**WHAT NEEDS TO BE DONE**
In the records below, find the lines that include "more" and copy each.

**RECORDS FOR PROCESSING**

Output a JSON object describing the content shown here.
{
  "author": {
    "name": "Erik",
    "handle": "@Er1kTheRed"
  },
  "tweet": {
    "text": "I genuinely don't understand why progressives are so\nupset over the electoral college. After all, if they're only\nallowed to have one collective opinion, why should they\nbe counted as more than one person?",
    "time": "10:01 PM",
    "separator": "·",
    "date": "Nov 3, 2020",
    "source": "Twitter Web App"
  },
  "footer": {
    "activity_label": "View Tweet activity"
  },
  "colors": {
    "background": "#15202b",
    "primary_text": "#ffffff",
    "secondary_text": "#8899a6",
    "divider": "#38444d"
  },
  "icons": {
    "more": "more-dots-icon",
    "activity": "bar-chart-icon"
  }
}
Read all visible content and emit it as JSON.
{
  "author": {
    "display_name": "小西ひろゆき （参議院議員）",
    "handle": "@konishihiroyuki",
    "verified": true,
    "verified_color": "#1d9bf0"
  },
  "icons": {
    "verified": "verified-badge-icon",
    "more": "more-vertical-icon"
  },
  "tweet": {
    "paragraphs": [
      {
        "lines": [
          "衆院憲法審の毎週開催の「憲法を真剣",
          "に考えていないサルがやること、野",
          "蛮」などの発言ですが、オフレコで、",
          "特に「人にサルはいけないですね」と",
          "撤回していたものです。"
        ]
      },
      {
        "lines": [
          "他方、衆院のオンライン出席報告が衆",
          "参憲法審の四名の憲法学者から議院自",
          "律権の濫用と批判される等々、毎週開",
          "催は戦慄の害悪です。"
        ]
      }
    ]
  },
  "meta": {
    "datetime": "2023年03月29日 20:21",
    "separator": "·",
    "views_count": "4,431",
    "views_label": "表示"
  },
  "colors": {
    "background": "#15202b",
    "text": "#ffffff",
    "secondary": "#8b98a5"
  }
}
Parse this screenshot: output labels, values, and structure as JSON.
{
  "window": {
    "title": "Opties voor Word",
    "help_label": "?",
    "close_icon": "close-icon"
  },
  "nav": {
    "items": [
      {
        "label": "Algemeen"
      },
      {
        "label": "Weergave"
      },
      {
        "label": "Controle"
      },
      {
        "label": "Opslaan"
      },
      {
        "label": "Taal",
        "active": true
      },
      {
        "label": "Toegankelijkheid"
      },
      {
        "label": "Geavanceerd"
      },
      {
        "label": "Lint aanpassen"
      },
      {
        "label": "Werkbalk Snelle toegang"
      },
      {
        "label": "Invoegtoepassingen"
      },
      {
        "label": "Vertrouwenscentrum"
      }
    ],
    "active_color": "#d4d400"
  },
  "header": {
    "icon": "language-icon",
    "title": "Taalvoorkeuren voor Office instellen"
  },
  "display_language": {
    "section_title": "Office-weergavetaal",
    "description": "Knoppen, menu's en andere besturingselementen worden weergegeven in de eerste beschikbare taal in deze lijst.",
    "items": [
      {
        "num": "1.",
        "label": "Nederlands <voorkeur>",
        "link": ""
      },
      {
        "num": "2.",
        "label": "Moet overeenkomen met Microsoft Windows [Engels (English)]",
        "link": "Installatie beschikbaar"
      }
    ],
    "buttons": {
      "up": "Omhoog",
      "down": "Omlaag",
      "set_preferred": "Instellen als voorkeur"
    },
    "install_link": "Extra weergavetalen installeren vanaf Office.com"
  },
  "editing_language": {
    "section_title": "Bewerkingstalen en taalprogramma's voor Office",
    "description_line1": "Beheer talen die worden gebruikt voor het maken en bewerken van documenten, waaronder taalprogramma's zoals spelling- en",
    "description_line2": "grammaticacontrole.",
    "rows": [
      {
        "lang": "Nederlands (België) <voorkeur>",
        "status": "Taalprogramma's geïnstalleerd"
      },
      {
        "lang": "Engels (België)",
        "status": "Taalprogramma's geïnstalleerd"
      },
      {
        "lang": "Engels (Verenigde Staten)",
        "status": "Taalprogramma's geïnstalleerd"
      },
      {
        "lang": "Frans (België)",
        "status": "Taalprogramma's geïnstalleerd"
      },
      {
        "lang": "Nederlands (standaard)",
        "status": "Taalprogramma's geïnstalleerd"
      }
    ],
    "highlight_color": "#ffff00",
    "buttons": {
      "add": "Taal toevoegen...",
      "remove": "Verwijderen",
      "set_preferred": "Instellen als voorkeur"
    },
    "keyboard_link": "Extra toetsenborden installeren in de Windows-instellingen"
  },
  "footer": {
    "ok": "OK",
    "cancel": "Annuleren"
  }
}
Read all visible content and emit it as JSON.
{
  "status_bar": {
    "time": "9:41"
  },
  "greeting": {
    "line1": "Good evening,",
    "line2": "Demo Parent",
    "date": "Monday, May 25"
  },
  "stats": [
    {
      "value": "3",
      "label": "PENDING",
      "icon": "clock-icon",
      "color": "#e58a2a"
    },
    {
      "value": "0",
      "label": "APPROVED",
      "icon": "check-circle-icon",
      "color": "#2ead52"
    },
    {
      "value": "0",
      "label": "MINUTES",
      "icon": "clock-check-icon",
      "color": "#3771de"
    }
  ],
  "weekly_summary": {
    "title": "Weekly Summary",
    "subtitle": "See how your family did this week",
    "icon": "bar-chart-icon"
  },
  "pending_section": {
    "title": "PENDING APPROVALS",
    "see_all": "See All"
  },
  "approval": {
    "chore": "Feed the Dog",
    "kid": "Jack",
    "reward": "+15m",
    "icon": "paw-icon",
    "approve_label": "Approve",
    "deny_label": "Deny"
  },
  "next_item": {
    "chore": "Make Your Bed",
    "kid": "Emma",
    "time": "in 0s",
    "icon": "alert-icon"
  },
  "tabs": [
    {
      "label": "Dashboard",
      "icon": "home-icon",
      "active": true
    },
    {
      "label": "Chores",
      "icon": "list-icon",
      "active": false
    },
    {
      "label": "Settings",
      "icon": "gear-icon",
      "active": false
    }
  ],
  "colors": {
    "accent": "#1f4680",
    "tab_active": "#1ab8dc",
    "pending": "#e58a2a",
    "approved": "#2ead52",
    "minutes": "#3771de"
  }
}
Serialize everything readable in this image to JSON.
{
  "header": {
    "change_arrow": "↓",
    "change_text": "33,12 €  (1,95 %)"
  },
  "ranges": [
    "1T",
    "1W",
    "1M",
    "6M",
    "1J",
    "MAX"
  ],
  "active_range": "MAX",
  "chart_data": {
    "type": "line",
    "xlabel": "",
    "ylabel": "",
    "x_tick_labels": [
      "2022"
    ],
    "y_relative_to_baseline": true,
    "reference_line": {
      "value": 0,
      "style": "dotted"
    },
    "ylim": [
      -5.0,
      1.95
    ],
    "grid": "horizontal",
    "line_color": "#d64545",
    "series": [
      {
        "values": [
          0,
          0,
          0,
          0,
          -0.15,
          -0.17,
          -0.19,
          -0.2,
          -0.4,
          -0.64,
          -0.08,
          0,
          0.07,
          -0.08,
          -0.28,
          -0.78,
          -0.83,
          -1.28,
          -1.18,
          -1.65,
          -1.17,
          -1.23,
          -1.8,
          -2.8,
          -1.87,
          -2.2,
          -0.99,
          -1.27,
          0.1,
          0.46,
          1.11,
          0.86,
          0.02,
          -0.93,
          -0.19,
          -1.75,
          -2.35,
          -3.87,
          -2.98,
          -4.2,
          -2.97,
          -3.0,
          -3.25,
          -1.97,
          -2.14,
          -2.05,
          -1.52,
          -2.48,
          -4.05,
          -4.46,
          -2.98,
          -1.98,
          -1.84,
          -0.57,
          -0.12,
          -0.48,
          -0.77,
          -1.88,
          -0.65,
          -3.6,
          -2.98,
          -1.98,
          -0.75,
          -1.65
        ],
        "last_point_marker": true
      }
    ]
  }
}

**EXERCISE ANSWER**
    "text": "I genuinely don't understand why progressives are so\nupset over the electoral college. After all, if they're only\nallowed to have one collective opinion, why should they\nbe counted as more than one person?",
    "more": "more-dots-icon",
    "more": "more-vertical-icon"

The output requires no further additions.